Very little is known about the Pale Catshark, as only one specimen has been found. It was found swimming at a depth of 2148.6 feet (655 meters) below water in the Makassar Strait (between the islands of Borneo and Sulawesi in Indonesia).
Its length was 8.3 inches (21 cm), but it wasn’t yet fully grown.
3. Smalleye Pygmy Shark
This little shark is found in the Pacific Ocean near Japan, the Philippines, and Australia. It spends its days in deep water, and nights in shallower water. This is referred to as diel vertical migration. Its depth ranges from 490-6560 feet (150-2000 meters).
It is also bioluminescent, which may help to disguise it from the predators lurking below. Which is useful when you are only 8.7 inches (22 cm) long.
4. Panama Ghost Catshark
As indicated by its name, the Panama Ghost Catshark has only been found off the coast of Panama. They are mostly nocturnal, sleeping in groups during the day, and hunting at night. They are bottom feeders.
The Panama Ghost Catshark is 9.1 inches (23 cm) long.
5. Pygmy Ribbontail Catshark
This Catshark can be found in the western Indo-Pacific ocean from Tanzania to the Phillippines. It loves the parts of the ocean floor that have lots of mud.
Growing to a maximum length of 9.4 inches (24 cm), this little shark is adorable. but the bony fish, crustaceans, and squid that it feeds on may feel differently about that.
6. Pygmy Shark
Next on our list is the Pygmy Shark. This shark reaches lengths of 9.8 inches (25 cm). The Pygmy Shark has a wide distribution, being found in the Atlantic, Indian, and Pacific Oceans.
7. Green Lanternshark
Found in the western central Atlantic Ocean, the Green Lanternshark is a bit of a feisty fish.
In packs, they will often attack prey larger than themselves (like an octopus). Then again, it’s not hard to find someone larger than you when you are only 10.2 inches (26 cm) long.
8. Broadnose Catshark

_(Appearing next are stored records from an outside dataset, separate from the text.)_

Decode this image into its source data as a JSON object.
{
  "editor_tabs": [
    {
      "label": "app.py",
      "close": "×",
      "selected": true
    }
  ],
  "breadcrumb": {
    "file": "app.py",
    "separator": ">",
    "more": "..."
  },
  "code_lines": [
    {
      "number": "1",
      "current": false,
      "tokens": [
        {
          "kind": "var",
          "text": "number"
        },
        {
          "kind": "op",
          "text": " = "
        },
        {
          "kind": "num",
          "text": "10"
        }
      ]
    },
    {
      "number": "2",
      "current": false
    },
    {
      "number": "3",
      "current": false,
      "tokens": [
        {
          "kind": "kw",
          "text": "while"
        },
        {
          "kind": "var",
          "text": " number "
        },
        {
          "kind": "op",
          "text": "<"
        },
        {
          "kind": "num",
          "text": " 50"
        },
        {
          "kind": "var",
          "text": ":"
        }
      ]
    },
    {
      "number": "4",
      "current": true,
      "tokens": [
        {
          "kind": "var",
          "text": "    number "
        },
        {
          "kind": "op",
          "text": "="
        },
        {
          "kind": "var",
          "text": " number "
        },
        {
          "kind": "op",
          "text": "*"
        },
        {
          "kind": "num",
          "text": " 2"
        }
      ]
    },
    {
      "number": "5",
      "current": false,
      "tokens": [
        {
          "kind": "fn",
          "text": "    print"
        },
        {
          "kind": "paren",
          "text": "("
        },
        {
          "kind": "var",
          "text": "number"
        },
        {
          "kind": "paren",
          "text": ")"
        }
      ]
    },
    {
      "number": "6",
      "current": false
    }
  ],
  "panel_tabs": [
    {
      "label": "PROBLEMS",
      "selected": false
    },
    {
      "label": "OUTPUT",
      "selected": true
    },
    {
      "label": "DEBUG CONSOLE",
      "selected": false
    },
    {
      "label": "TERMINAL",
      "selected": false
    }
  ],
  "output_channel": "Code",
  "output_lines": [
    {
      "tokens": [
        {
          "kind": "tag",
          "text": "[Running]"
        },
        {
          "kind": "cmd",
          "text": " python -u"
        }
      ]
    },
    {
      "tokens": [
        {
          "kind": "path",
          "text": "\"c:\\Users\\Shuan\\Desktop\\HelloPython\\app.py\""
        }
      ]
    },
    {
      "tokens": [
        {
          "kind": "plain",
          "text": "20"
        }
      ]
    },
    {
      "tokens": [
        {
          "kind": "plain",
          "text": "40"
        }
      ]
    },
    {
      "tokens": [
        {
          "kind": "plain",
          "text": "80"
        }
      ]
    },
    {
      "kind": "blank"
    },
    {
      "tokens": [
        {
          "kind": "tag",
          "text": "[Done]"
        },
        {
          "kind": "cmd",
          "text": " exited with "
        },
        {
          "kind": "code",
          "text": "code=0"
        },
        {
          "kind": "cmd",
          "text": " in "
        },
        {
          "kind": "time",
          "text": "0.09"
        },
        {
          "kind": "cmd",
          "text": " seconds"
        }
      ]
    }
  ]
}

So far, only one Broadnose Catshark has been found. This female specimen was 10.2 inches (26 cm) long, but she had not yet fully matured.
It was found in deep water in the Andaman Sea, which is part of the Indian Ocean.
9. Spined Pygmy Shark
Also known as the Dwarf Shark, or the Bigeye Dwarf Shark, the Spined Pygmy Shark can be found in oceans all over the world. It was first described in a scientific paper in 1912.
This big-eyed, slender-bodied shark grows up to 11 inches (28 cm) long.
10. Granular Dogfish
This small shark can be found deep in the waters off the coast of Chile and the Falkland Islands in the south Atlantic Ocean. They are seldom seen, except when caught by deep-sea shrimp fishermen.
It is thought that they grow up to 11 inches (28 cm) in length, although some estimate that they can grow to double that length.
11. African Lanternshark
As its name suggests, the African Lanternshark is found in the Atlantic Ocean, mostly off the western coast of Africa.
Although it is the biggest shark on this list, it is less than a foot long, measuring 11.8 inches (30 cm).
Keep reading: 17 Galapagos Shark Facts
Now you know about the 11 smallest sharks in the world (at least the ones we know about with our current scientific knowledge). Did our list surprise you? What other shark facts would you like to learn about? Please feel free to share your thoughts in the comment section below.
- About the Author
- Latest Posts
Hello, I’m Diane Diegor. I’m a travel and nature enthusiast. I love learning about other cultures and tasting their food.
I’m a regular contributor to Storyteller Travel.